From this flows chastity, virtue exercised heroically as the passage of I to You for whom one wishes good more than one’s own. As a married couple they maintained holiness and respect for the body. This led Blessed Luigi and Maria to consider purity a social virtue, possible for every individual. Furthermore they lived the family as the apex of their conjugal aspirations, handing on to their children their own sense of purity and love of God lived in the family community as a domestic shrine and church. This is a demonstration of the richness of grace in which both husband and wife lived the sacramental charisma of marriage. Therefore Maria and Luigi Corsini Beltrame Quattrocchi were exemplary Christian spouses also in chastity.
If lay people give such example in exercising the evangelical counsels, how much more can and must clerics do the same. First of all poverty must be lived as inward divestment expressed in detached use of material goods out of love and for the kingdom of heaven.
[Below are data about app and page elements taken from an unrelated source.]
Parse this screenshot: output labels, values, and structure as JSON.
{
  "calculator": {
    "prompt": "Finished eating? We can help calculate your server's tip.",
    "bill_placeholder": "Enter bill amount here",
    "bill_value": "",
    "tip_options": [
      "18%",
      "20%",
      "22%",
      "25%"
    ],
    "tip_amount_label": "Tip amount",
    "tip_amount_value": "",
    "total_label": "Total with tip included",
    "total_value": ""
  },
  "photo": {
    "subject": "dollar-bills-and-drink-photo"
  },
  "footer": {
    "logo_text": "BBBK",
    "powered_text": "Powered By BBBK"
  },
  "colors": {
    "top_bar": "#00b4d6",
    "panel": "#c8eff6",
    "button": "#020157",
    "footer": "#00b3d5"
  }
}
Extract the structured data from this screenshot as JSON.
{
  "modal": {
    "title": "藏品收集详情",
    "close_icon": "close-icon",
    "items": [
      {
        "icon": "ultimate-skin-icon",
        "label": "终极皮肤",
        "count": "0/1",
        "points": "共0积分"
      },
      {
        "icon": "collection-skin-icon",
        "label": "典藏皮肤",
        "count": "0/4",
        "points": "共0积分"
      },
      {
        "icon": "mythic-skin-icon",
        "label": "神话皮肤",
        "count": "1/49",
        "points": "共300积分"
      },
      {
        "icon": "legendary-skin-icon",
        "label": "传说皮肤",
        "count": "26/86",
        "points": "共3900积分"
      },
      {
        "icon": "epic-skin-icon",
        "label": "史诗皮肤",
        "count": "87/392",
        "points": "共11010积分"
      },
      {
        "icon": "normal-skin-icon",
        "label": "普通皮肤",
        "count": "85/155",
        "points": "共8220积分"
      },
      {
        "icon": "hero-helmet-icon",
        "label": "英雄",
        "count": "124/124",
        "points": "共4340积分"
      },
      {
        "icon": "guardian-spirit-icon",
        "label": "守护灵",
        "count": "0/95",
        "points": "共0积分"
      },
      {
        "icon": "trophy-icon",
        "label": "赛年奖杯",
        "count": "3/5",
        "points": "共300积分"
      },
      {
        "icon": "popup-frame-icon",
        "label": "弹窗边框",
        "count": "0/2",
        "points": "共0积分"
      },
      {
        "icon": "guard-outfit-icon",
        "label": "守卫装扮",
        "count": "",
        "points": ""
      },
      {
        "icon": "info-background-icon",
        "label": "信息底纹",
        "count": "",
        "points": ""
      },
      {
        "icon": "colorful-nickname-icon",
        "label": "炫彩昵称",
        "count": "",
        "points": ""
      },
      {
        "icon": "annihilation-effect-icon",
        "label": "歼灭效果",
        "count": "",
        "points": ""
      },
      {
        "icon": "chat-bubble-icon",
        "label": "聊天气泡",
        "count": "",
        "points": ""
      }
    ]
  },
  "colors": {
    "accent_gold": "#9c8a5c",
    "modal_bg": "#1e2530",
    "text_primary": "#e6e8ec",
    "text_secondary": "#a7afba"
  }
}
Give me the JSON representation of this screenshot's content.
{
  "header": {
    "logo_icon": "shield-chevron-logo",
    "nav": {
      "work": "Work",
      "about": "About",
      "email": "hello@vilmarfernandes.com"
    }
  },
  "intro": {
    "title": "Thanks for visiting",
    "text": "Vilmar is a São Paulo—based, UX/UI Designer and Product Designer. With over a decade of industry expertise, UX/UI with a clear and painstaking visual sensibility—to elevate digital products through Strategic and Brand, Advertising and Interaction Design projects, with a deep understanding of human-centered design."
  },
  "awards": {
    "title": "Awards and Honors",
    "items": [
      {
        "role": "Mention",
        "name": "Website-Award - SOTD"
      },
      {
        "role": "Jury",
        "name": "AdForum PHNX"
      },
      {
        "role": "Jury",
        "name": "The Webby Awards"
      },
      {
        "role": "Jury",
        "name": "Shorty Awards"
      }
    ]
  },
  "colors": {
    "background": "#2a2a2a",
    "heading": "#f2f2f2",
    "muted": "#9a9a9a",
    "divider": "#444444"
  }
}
We must give ourselves to Jesus, «putting our hand to the plough» means leaving the comfort and commodities of the family and falling in love with the poverty of Jesus and his sacrifice, for love of Him and of souls so that all men and women may encounter Him.
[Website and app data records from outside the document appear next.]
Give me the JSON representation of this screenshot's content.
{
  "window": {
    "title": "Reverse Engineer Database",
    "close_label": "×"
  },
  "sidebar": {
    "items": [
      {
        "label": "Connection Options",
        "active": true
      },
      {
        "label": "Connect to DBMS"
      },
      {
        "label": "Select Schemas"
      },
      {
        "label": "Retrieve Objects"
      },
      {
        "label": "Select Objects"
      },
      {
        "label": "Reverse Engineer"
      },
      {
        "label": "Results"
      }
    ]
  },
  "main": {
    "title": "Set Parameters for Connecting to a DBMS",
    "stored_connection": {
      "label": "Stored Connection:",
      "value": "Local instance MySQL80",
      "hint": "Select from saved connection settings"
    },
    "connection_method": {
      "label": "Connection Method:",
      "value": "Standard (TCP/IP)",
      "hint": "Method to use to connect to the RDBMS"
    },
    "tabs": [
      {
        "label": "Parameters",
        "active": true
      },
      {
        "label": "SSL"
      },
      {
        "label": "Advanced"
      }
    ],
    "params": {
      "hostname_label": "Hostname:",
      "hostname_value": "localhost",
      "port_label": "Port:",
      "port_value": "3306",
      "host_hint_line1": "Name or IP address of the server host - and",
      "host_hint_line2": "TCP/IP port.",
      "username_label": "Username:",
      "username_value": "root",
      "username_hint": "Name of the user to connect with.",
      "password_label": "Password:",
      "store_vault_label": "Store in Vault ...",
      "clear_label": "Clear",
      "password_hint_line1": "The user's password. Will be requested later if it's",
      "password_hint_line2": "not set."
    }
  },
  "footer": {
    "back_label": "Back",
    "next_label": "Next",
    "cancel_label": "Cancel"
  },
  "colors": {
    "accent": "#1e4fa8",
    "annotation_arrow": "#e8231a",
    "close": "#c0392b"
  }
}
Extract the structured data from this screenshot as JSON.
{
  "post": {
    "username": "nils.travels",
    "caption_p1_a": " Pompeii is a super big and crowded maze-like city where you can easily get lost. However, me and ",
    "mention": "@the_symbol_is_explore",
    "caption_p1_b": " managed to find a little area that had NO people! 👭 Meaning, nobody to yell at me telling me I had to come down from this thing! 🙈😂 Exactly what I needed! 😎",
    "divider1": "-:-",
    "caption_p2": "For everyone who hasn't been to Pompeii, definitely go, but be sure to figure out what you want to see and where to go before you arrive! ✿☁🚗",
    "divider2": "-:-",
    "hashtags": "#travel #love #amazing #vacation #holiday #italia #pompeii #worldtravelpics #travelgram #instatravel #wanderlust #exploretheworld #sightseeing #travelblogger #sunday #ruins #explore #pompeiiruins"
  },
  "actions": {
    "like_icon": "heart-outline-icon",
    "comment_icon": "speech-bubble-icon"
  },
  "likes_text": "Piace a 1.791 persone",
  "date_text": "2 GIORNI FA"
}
Obedience is a virtue to live by rejecting privileges, by cordial obedience to the bishop in communion with the Pope and to the Pope, who must always be obeyed in faith, as to Jesus Christ, as Ignatius of Antioch says in his famous call. Thirdly chastity: loving each and all with an undivided heart, with the same mystical attitude of Jesus Christ, spouse of the Church. The exercise of virginity must also look at the Blessed Virgin Mary invoked precisely as Queen of the Apostles. The defence of chastity demands mortification. However if our heart grows accustomed to being always totally with God, which is the virginal charisma, it will soon learn to give itself to others.
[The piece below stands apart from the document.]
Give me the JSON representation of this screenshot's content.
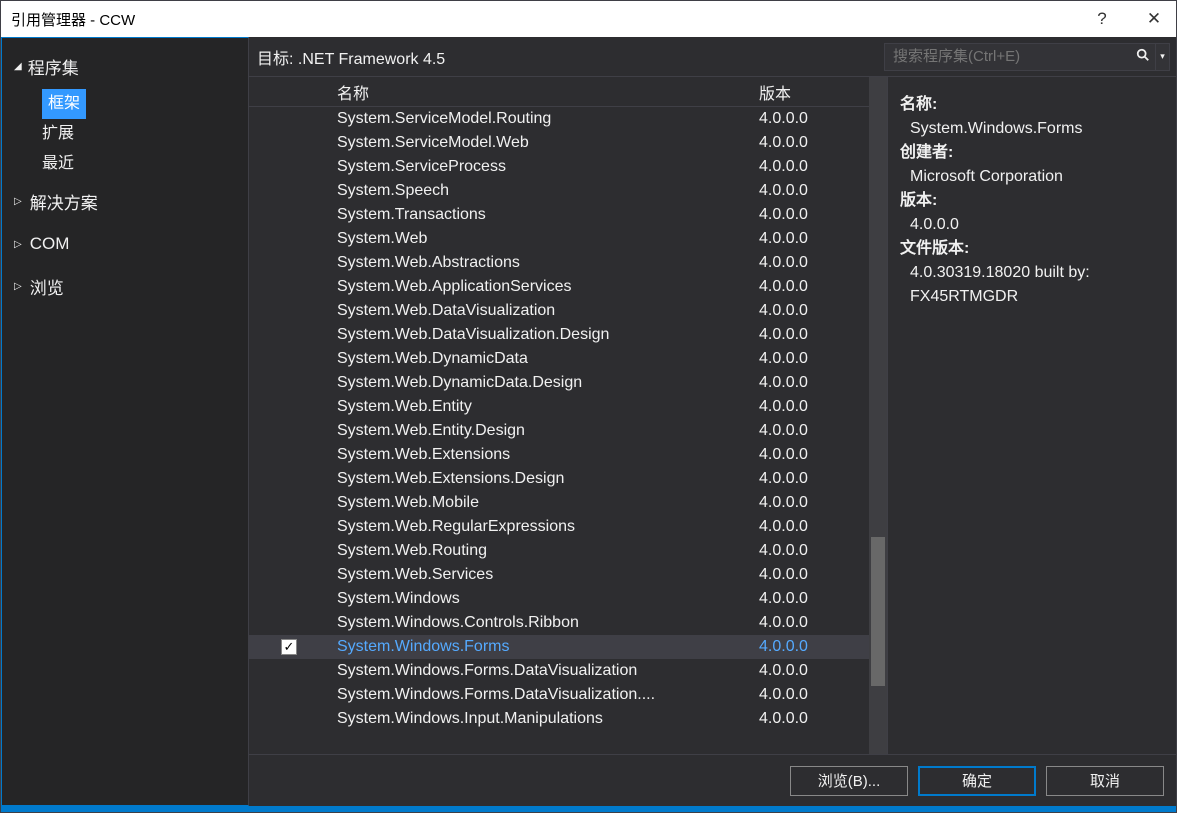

Celibacy and virginity are therefore ‘martyrdom’ or ‘witness’, as we are reminded by the monks who flourished in the early Church after the epoch of the martyrs: monarchism was seen as daily martyrdom. The priest precisely through his celibacy is a monk in his heart. In this way celibacy is exercised as a virtue and a vow, like a cross to carry. Celibacy must be reflected in the priest’s quiet, modest and reserved manner; which also reveals the purity of his soul and his fidelity to virtue. All this can be summarised in “We humbly pray” with which the priest addresses the Lord in the anaphora. To close, celibacy is the mystical synthesis of sponsal communion which leads those who let themselves be drawn to Him, to life in unity with Christ. (Agenzia Fides 26/10/2006; righe 70, parole 1,020)